A clear distinction must be made between theory and fact. The observations last referred to are in no sense representative of theory, but, on the contrary, stand as demonstrated facts. The planetesimal hypothesis suggests the formation of worlds—of this earth, at 1east—by the coming together of small but discrete particles, world-dust, if you please, but not large masses of structural character. However, the theory does not deny that during the early formative stages of the earth, ponderous masses may have thus fallen together; but neither theory nor observed facts war- rant the belief that the present structure of the outer parts of the earth is in any way due to the structure of the infalling bodies, Whether particles comparable to dust, or masses of greater size. Approximately nine-tenths of the land surface today consists of stratiﬁed or sedimentary rocks. These are composed of the debris of earlier formations, which material by erosion, transportation, and re-deposition has been laid down as orderly beds at the bottom of ocean, sea, or lake. Even the oldest eruptive and metamorphic rocks known to us appear to consist of the material of yet more ancient rocks, changed and made over in the construction of the formations as we now observe them. He would be rash in- deed, who would attempt to affirm that he had identiﬁed any rock formation as part of the so-called ﬁrst or primitive crust. What- ever may have been the character of the planetesimal bodies, the existing structure of the earth’s crust is the result of causes less remote than the original accretion of these bodies,—causes of a kind yet operating,—disintegration, removal, and re-deposition in the case of these dimentaries, volcanism and metamorphism in the case of crystalline rocks.

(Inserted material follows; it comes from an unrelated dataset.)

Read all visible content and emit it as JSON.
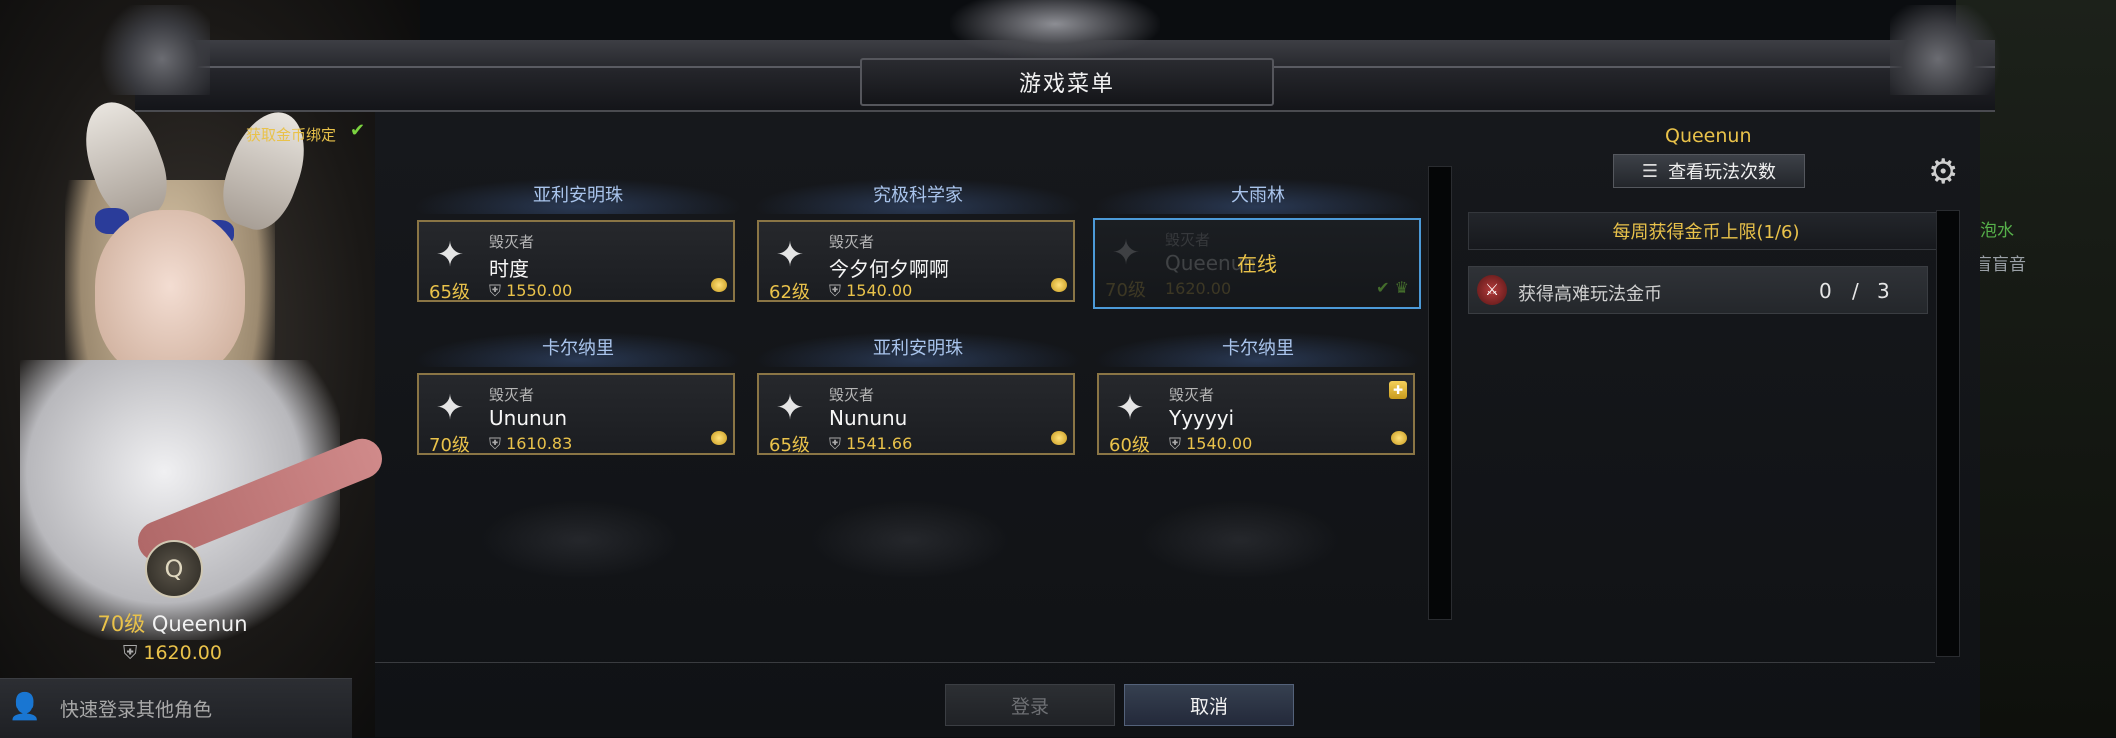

- James E. Talmage, Professor of Geology, University of Utah, "Prophecy as the Forerunner of Science—an Instance," Improvement Era 7 no. 7 (May 1904), 486-487.